From the author of Norwegian By Night comes a new novel about two men on a misbegotten quest to save the girl they failed to save decades before.
1991. Near Checkpoint Zulu, one hundred miles from the Kuwaiti border, Thomas Benton meets Arwood Hobbes. Benton is a British journalist who reports from war zones, in part to avoid his lacklustre marriage and a daughter he loves but cannot connect with; Hobbes is a midwestern American private who might be an insufferable ignoramus, or might be a brilliant lunatic with a death wish — it’s hard to tell. Operation Desert Storm is over, peace has been declared, but as they argue about whether it makes sense to cross the nearest border in search of an ice cream, they become embroiled in a horrific attack in which a young local girl in a green dress is shot in the back and dies in Hobbes’s arms. The two men walk away into their respective lives. But something has cracked for them both.

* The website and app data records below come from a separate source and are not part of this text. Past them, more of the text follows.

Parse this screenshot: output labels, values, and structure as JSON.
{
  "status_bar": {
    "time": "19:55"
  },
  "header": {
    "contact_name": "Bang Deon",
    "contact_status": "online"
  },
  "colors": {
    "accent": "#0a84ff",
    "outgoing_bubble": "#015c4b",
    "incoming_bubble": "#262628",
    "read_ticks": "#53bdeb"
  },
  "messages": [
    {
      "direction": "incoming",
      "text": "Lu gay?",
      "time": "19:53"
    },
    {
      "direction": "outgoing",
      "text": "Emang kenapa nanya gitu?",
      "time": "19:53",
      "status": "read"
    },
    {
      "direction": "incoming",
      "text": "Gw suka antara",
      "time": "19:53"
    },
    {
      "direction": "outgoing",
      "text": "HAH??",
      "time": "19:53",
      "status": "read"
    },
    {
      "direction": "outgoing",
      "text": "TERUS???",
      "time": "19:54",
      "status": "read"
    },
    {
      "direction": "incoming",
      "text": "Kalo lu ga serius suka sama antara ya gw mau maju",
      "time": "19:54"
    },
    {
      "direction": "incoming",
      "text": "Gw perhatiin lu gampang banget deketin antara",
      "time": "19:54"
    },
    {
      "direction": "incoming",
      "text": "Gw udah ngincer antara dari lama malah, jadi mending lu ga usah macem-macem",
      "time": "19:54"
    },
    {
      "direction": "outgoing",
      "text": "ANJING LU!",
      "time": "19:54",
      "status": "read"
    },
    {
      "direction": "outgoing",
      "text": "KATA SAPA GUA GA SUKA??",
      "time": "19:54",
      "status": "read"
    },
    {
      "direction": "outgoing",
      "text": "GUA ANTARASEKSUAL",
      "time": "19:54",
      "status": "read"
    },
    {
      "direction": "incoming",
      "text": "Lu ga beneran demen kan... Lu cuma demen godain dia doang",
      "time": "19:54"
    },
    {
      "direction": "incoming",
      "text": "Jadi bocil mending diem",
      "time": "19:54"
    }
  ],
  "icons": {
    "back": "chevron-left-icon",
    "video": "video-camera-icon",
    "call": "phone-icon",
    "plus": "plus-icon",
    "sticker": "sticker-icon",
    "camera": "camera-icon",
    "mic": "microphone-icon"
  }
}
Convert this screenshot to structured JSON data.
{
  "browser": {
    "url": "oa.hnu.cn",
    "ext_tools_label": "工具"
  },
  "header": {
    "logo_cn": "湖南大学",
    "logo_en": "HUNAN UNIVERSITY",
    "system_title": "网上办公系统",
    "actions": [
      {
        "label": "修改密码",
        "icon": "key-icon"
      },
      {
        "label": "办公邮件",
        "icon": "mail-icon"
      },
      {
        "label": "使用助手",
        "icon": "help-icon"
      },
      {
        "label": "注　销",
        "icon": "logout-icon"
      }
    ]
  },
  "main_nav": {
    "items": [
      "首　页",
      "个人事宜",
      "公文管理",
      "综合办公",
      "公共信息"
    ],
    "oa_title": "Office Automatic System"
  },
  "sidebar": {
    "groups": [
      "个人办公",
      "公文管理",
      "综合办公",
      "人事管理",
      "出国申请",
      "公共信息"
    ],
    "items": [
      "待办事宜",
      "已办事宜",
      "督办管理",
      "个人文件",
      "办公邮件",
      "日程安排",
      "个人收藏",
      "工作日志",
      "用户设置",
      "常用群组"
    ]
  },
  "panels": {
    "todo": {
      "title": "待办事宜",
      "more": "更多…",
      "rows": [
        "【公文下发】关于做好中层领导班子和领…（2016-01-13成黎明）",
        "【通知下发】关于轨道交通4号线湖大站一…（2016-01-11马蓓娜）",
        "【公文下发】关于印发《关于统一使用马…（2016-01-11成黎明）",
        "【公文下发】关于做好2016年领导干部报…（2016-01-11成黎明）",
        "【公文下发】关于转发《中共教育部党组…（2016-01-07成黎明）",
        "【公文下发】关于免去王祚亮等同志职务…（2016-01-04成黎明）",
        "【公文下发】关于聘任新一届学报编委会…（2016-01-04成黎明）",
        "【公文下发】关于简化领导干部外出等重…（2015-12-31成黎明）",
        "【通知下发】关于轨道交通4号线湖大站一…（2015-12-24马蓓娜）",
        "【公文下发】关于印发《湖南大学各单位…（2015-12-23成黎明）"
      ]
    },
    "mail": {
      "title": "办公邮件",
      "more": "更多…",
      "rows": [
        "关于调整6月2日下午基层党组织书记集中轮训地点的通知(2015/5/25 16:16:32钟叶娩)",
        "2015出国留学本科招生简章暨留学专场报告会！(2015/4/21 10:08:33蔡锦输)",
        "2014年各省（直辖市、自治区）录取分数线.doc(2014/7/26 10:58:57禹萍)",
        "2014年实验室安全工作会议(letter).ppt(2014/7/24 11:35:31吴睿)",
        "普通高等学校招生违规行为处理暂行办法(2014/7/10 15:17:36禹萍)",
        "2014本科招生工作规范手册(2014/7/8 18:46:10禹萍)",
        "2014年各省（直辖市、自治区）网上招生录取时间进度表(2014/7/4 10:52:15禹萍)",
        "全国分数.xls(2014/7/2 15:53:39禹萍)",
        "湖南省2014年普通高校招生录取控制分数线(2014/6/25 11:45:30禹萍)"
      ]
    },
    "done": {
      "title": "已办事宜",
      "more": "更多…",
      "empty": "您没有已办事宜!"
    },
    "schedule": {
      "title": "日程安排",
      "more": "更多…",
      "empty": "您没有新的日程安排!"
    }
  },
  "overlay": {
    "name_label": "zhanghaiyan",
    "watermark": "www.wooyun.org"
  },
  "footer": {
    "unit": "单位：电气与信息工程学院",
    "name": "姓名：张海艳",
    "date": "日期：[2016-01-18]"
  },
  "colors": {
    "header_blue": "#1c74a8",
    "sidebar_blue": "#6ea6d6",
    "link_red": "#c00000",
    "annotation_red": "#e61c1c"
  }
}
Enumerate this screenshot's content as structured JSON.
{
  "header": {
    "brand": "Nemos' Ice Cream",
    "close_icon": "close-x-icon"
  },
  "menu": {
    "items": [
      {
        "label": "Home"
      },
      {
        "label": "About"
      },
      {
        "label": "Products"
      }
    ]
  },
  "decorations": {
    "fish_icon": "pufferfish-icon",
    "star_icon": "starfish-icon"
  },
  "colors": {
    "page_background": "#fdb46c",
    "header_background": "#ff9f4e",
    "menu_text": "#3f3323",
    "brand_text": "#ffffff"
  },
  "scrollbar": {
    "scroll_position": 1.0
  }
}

Twenty-two years later, in another place, in another war, the two men meet again. Benton and relief worker Märta Ström are persuaded by a much-changed Hobbes to embark on what may be a fool’s errand in a last-chance effort to redeem themselves when the girl in green is found alive and in need of salvation. Or is she?
Set against the war-torn landscape of a shattered Iraq, The Girl in Green is an adventure story told with all the wit, humanity, and insight of Miller’s acclaimed debut.